Light drizzle rains down over a grateful Western Cape at Ouma Ella Hendriks’ house in Newrest. For Ella and her three great-grandchildren, the heavens have opened too, and thanks to the work of one of Valcare’s partners, Mosaic, they will soon have a brand-new place to call home.
For the past couple of years, Ouma Ella and her great-grandchildren (aged 7, 6 and 3) have been living in a cramped, wooden backyard dwelling. She apologises as she welcomes us into her humble space. “I have already started packing, so it’s a bit of a shambles”, she explains. The one-room structure is sub-divided by a cupboard in an attempt to lend some privacy to the ‘bedroom’ where all four of them have been sharing two beds. There is no running water or electricity.
In January, the owners of the house that the Hendriks were living in, decided to sell it. They began to pray. They had nowhere else to stay. Today ouma Ella testifies that “God’s timing is never late. We are excited about the move and I cannot wait to be in an environment where my children and I are safe”.
Piecing lives together
On 6 April 2018, Ouma Ella and four other families will be moving into brand-new, brick homes. The new houses each have an open-plan living and kitchen area, three bedrooms and a fully-equipped bathroom.
Mosaic Site Manager, Nozuku Nkila, explains that building houses is, however, only one part of the puzzle when it comes to helping to piece together broken lives. Mosaic envisions a South Africa where every orphaned and vulnerable child (OVC) is loved and cared for within a family setup, supported by the necessary resources and opportunities they need to not only survive – but to thrive.
Mosaic tackles this challenge through a unique approach to OVC care.
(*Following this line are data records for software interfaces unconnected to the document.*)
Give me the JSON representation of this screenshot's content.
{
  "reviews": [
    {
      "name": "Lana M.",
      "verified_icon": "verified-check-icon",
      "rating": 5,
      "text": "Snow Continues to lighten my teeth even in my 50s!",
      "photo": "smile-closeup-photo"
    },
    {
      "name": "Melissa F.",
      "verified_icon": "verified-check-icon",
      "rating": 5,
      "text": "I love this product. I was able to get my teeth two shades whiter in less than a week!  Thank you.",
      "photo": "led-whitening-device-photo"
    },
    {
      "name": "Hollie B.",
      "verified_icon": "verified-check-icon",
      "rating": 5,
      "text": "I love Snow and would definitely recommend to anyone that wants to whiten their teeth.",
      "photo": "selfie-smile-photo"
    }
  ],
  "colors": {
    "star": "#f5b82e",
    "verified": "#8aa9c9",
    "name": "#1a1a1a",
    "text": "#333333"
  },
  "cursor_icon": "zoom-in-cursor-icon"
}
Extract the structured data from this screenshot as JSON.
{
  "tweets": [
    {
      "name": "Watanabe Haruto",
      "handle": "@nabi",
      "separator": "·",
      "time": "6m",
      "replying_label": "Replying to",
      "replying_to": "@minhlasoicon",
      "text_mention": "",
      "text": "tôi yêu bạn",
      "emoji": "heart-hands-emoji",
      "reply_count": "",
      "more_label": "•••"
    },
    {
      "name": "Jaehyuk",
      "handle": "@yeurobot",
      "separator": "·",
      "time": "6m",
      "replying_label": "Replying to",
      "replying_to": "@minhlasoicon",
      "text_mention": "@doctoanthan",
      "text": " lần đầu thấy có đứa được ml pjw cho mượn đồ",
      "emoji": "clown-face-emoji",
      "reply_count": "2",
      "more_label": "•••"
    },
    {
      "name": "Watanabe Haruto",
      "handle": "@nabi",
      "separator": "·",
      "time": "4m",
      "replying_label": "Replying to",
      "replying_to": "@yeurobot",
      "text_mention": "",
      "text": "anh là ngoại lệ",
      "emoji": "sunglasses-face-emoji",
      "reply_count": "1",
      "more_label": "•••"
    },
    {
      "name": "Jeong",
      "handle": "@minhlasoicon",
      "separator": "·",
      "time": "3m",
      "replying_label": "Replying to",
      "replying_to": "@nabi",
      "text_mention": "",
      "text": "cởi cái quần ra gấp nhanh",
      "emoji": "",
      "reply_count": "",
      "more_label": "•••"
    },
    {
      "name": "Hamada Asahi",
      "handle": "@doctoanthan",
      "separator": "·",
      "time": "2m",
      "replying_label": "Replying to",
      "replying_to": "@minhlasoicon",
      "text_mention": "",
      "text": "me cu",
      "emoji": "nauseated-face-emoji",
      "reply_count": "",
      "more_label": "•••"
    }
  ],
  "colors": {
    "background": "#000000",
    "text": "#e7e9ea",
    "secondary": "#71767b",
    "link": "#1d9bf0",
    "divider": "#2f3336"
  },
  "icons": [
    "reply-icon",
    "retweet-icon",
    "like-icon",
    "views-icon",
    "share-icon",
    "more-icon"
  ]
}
Working alongside the Department of Social Development, Mosaic identifies families with two or more orphaned or vulnerable children in their care. These children are not institutionalised. The emphasis is on strengthening and equipping the family unit so that they are able to care for the children.
Mosaic invests extensively in the growth and development of the parents through, for example, life skills training. Job creation is a key element of the process as this enables parents to take care of their own children. The next step is to give the children access to good schools and after-care programmes where they enjoy homework support, have internet access and have the opportunity to go on outings and gain exposure to a world they would otherwise never have encountered. Talent development programmes, emotional and spiritual support; and finally, a college education all form part of the Mosaic model.
Building a proper three-bedroom, brick house for the families ensures a safe and functioning physical space where boys and girls have their own bedrooms – and the caregiver(s) or parent(s) too can enjoy their privacy and experience ‘time out’ from the challenges of parenting. As Nozuko says, “My belief is that if the mother is okay, or the caregiver is okay, then the kids are okay.”
Nozuko (24) will also be moving into one of the five new houses in April, with five children under her care. “You don’t have to be a certain age to do this. If you hear the voice of God, you do it.”
Ouma Ella gathers her three great-grandkids together for a photo – like a mother hen and her chicks. Even here in the small structure she will soon bid a farewell, an unexpected sense of peace is almost tangible as the words of a song playing from her television set drift through the tiny space, out of the front door, into the street. “Jesus, He can move the mountains… Our God is mighty to save.”
And this He does – through the hands and the hearts of people like the Mosaic team.
If you would like to get involved with the Mosaic strategy, or help to kit out the houses for the families, get in touch with Valcare at firstname.lastname@example.org.